It appears that it is full steam ahead for the Yass Valley Council Civic Precinct with no less than six reports to go before Yass Valley Councillors at tonight’s meeting. Steam being the crucial word with water issues continuing to cause debate in the Yass Valley area over recent weeks. The first report deals with the proposed site location, with 209 Comur Street recommended as the preferred location by Council.
The photo above: Civic Precinct -Yass Valley General Manager standing in the heart of the council’s preferred site which includes the historic Crago’s Mill
The second report deals with funding for the initial design phase with a recommendation that $672,000 be allocated within the 2020/21 budget for the provision of plans and documentation for a new Yass Civic Precinct Development Application. Financial implications include that the funding will come from general revenue as set out in the second quarter budget review.

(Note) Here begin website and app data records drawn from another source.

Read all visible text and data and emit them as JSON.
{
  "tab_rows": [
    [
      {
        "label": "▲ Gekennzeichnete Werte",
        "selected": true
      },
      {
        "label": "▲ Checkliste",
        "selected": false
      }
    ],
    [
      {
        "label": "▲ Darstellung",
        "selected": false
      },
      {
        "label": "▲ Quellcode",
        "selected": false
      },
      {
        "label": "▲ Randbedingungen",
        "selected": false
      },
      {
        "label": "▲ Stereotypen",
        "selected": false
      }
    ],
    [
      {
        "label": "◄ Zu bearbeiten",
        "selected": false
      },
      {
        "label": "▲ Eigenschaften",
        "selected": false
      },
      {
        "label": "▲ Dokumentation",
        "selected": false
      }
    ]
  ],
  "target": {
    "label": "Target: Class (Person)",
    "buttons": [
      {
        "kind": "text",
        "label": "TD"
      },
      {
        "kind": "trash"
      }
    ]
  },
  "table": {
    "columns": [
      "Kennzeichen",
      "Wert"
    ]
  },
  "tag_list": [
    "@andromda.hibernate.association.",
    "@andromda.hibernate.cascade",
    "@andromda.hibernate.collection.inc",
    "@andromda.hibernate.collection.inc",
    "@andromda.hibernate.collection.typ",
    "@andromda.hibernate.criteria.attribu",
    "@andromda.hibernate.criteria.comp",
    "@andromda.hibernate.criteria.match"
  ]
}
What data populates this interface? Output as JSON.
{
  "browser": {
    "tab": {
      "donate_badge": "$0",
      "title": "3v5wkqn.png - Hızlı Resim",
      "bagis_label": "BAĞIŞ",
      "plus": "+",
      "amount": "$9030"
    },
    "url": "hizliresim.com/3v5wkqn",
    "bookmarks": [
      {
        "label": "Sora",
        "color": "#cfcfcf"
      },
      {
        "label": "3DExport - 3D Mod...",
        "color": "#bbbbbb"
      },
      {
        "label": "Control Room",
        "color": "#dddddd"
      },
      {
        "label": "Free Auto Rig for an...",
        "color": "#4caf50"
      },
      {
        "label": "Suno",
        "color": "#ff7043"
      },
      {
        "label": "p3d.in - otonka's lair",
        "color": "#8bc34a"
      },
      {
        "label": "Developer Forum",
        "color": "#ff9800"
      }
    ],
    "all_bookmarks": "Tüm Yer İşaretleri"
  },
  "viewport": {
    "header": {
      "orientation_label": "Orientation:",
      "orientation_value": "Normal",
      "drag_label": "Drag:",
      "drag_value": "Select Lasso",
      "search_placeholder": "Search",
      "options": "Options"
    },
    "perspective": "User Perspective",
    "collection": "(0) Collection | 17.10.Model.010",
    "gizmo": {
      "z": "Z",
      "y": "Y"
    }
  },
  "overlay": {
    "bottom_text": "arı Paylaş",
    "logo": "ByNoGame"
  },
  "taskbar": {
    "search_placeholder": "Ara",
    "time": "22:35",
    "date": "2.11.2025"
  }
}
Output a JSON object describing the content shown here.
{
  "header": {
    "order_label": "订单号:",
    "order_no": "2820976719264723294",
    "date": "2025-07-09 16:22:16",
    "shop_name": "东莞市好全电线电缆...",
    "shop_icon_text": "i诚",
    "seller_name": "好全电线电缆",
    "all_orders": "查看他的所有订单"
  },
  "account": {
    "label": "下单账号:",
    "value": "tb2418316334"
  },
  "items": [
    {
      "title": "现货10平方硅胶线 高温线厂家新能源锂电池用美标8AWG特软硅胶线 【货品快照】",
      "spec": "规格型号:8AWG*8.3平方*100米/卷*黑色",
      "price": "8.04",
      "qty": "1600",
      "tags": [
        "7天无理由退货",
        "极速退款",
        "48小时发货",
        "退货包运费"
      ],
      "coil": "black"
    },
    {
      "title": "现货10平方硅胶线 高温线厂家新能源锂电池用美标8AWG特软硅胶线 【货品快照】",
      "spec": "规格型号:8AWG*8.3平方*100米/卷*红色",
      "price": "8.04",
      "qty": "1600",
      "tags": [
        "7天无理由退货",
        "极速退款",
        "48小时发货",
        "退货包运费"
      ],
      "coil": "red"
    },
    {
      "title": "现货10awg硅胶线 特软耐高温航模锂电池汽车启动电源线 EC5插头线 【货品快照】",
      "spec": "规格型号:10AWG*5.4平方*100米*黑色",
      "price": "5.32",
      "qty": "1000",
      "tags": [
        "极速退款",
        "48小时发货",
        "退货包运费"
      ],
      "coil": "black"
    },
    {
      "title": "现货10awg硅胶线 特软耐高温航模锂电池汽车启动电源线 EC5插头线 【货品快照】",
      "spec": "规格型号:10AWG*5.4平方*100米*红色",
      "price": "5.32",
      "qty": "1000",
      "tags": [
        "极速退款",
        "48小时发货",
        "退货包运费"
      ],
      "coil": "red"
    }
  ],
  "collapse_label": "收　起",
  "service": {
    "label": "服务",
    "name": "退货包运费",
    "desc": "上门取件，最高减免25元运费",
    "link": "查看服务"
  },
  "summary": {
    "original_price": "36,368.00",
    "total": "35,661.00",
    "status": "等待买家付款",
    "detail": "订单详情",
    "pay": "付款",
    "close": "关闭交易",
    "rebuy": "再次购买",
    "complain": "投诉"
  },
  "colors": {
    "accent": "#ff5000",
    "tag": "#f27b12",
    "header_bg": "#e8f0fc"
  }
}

According to Council, “Due to commercial in confidence considerations, a spreadsheet has been distributed to Councillors confidentially showing the breakdown of the costs for the three phases to be funded.”
The Third report details advice on the tender submission for architecture and interior design services for the Civic Centre, however, this will be discussed in Confidential in accordance with Section 10A(2)(di) of the Local Government Act 1993, which permits the meeting to be closed to the public for business relating to commercial information of a confidential nature that would if disclosed prejudice the commercial position of the person who supplied it.
Council has admitted through its own business paper that “There have been many failed attempts over several years to develop and deliver a new Civic Precinct for the Yass Community. A ‘Yass Civic Precinct Masterplan and Feasibility Study’ produced in April 2012, commissioned from Cox Architects (subsequent to a masterplan they developed in 2009) is a good example of previous work that did not progress.”
Advice received by Council shows that the project may cost $20,000,000 with funding sourced from a 20-year loan.
According to Council, “To date, APP the firm hired to consult on behalf of Council has undertaken all necessary project planning and associated work to draft and deliver 19 Tenders and Requests for Quotation for a range of specialised disciplines required to deliver DA ready plans and documentation. APP has produced a project schedule that would see the Precinct completed in mid 2023, should work and funding continues without unforeseen delays. Approval of expenditure for the required contractors and consultants through this report will keep the project on track for DA approval in 2021. It is projected that a four-month assessment and approval process for the DA will commence in early August 2021.”
The business paper states that at the end of the 2020/21 financial year, Council debt is projected to be $15.4M. The four loans that make up that figure are all for previous water and wastewater infrastructure projects. Of note is the $8.9M NAB loan for the raising of the Yass Dam wall. In 2022, Council will exercise its option to renegotiate the 6.96% interest rate that will result in a reduction in interest expense and improve its debt service cover ratio.
The fourth report details Civil and Structural Engineering Services (Confidential) while the fifth report details the Multi-Service Engineer Services which will also be discussed in confidential, alongside the Quantity Surveying Services which is report number six.
It may be a bitter pill to swallow for residents who are yet to benefit from an upgraded water treatment works with Council looking at an option costed at over $31 million.
Yass resident Rebecca Duncan lodged a proposal to see the new precinct closer to the Yass River, a position deemed to be a greenfield site with little need of demolition and in a position the envy of any public servant in Australia. Something that may help Yass Valley Council retain staff, something it struggles to do like many of its neighbouring country council cousins.
She said, “There is no doubt that Council staff need appropriate accommodation, and the current offices are cramped, depressing and not fit for purpose. The community must be consulted at every stage of the new precinct. And that means now, before architectural design begins.”
“But the timing will have many locals asking questions about why Council can prioritise a new $20 million office block for itself when us lowly ratepayers can’t even have a first world water supply? The community will remember this when the Council election comes round in September.”
Long term resident, Touie Smith was equally unimpressed with what appears to be 6 reports all detailing approvals needed to see the project come to fruition.
“The Council for nearly 30 years now have gone about a very slow process of spending so much money on one thing that they can’t back down. I’m not against new offices, I’m not against housing our public servants in proper conditions, I’m not against a civic building which stands out for Yass, but there has to be a conversation. Every Council has been given another year in NSW.
They shouldn’t be making grand plans for the next council. They should be waiting until September. Are they going to put commercial buildings in competition with people who have put their money where their mouth is in this town and Council could be using their rate-paying money to be in competition against them?”
The project’s timeline for development approval commencement is serendipitously the month prior to the upcoming Council election in September.